Finally, the WHO has determined that the regular consumption of fluoride at rates exceeding 1.5mg per liter of water can exacerbate neurological conditions, like epilepsy, as well as gastrointestinal conditions.

How does Fluoride Contaminate Water?

Although fluoride occurs naturally and has been consumed via groundwater for centuries, it has only been added to water over the past three decades. Especially in areas with high counts for natural fluoride, this means that individuals are consuming potentially deadly levels of the mineral.

The rarity of natural fluoride contamination is worth noting. In areas without fluoride-treated water, measurements rarely exceed half of the EPA’s safety limit of 4 parts per million (ppm). From this information, environmentalists have long concluded that fluoride contamination happens via human intervention, rather than from natural causes.

Is Fluoride Regulated?

Currently, fluoride levels are regulated at the municipal level.

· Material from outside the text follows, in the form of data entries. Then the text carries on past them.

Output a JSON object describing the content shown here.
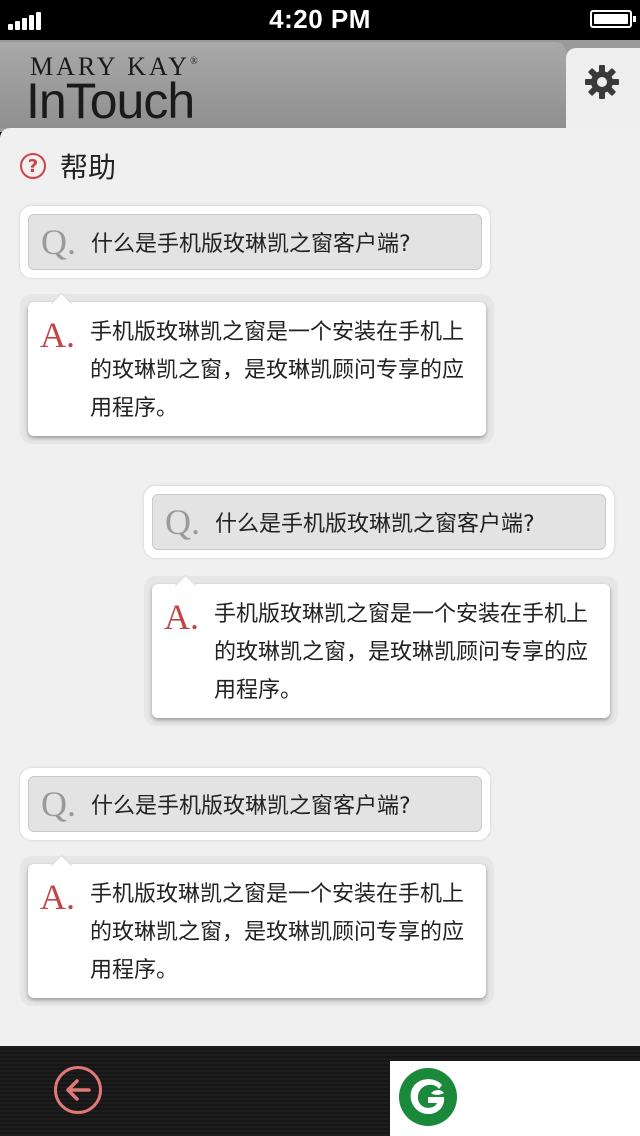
{
  "status_bar": {
    "time": "4:20 PM",
    "signal_icon": "signal-bars-icon",
    "battery_icon": "battery-full-icon"
  },
  "header": {
    "brand_top": "MARY KAY",
    "brand_reg": "®",
    "brand_main": "InTouch",
    "settings_icon": "gear-icon"
  },
  "page": {
    "title": "帮助",
    "title_icon": "question-circle-icon"
  },
  "faq": [
    {
      "q_letter": "Q.",
      "question": "什么是手机版玫琳凯之窗客户端?",
      "a_letter": "A.",
      "answer": "手机版玫琳凯之窗是一个安装在手机上的玫琳凯之窗，是玫琳凯顾问专享的应用程序。"
    },
    {
      "q_letter": "Q.",
      "question": "什么是手机版玫琳凯之窗客户端?",
      "a_letter": "A.",
      "answer": "手机版玫琳凯之窗是一个安装在手机上的玫琳凯之窗，是玫琳凯顾问专享的应用程序。"
    },
    {
      "q_letter": "Q.",
      "question": "什么是手机版玫琳凯之窗客户端?",
      "a_letter": "A.",
      "answer": "手机版玫琳凯之窗是一个安装在手机上的玫琳凯之窗，是玫琳凯顾问专享的应用程序。"
    }
  ],
  "bottom_bar": {
    "back_icon": "back-arrow-icon",
    "logo_icon": "green-g-logo-icon"
  },
  "colors": {
    "accent_red": "#c24444",
    "logo_green": "#1a8a3a"
  }
}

Since most U.S. cities still fluoridate their water, and since some U.S. cities base their fluoridation levels on frequently-updated measurements, it is impossible to determine a national average.

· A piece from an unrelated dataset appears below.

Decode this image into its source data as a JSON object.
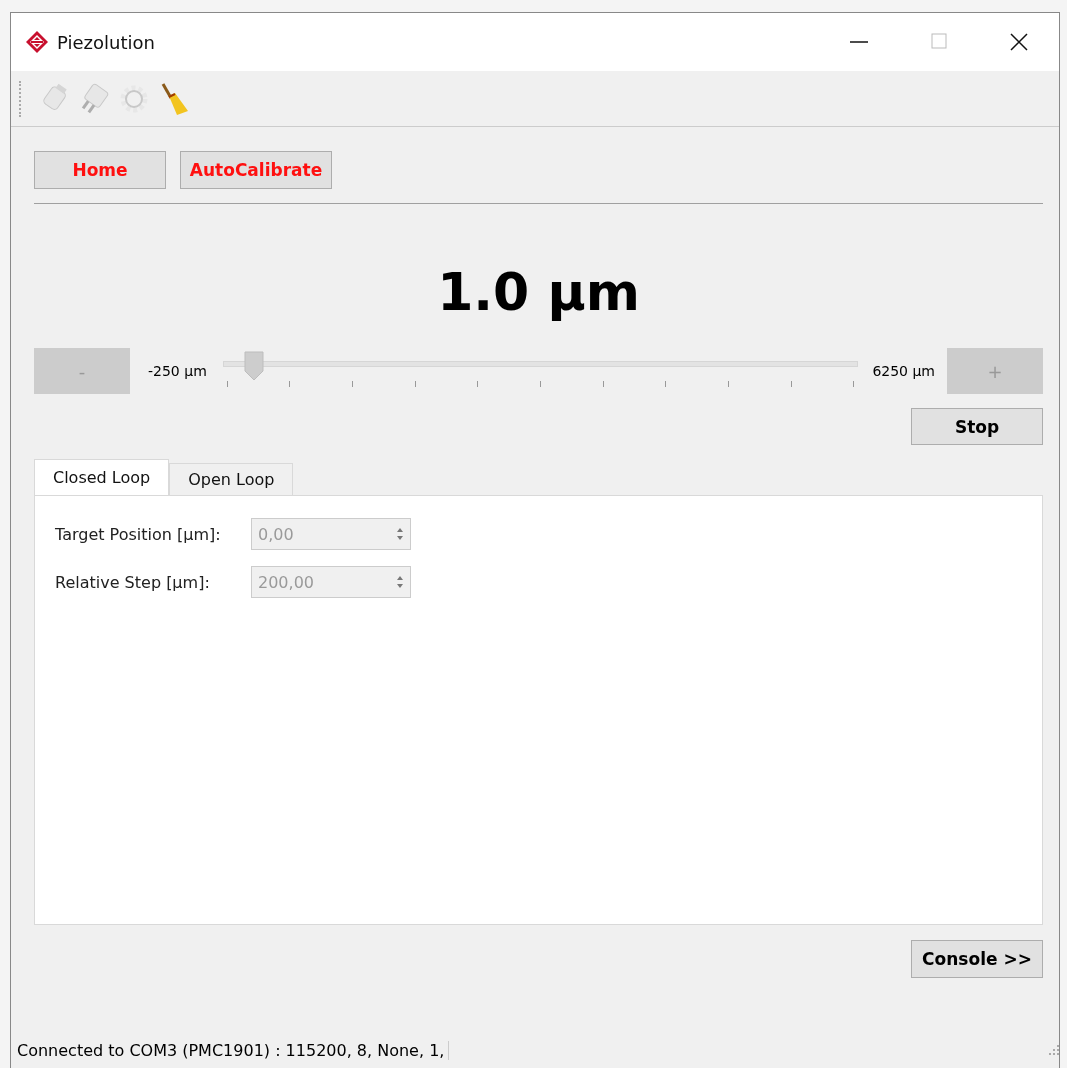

The EPA and the WHO, on the other hand, have established safety limits of 4ppm and 1.5mg per liter, respectively. Still, the EPA warns that damage can happen with long-term exposure to even a quarter of these amounts.

How to Remove Fluoride from Your Water

As Fluoride is a natural element, it is difficult to remove all fluoride from your water. Trace amounts, however, have long shown to be harmless. Thankfully, too, Adya Clarity provides an affordable solution for avoiding dangerous fluoride levels; it traps 100% of fluoride ions and brings levels to below EPA detectability.

At once naturally-occurring and potentially-harmful, fluoride is the frenemy of environmental scientists and city politicians, alike. However, until municipal officials recognize that excessive consumption of fluoride does more harm to well-being than good, to teeth, it is up to the people to act. Thankfully, with the help of Adya Clarity, you can prevent your family and friends from excessive fluoride exposure.

Blank, Tara & Connett, Michael. “Fluoride & I.Q.: The 50 Studies.” FluorideAlert. Fluoride Action Network, 11 Sep. 2016. url:
Choi, A.L., Sun, G., Zhang, Y., & Grandjean, P. “Developmental fluoride neurotoxicity: A systematic review and meta-analysis.” PubMed. National Center for Biotechnology Information, Oct. 2012. Abstract. url:
Mercola, Dr. Joseph. “Harvard Study Finds Fluoride Lowers I.Q.” Mercola. Dr. Joseph Mercola, 7 Aug. 2012. url:
Mercola, Dr. Joseph. “No Evidence for Fluoridated Water to Result in Less Cavities.” Mercola. Dr. Joseph Mercola, 20 Sep. 2016. url: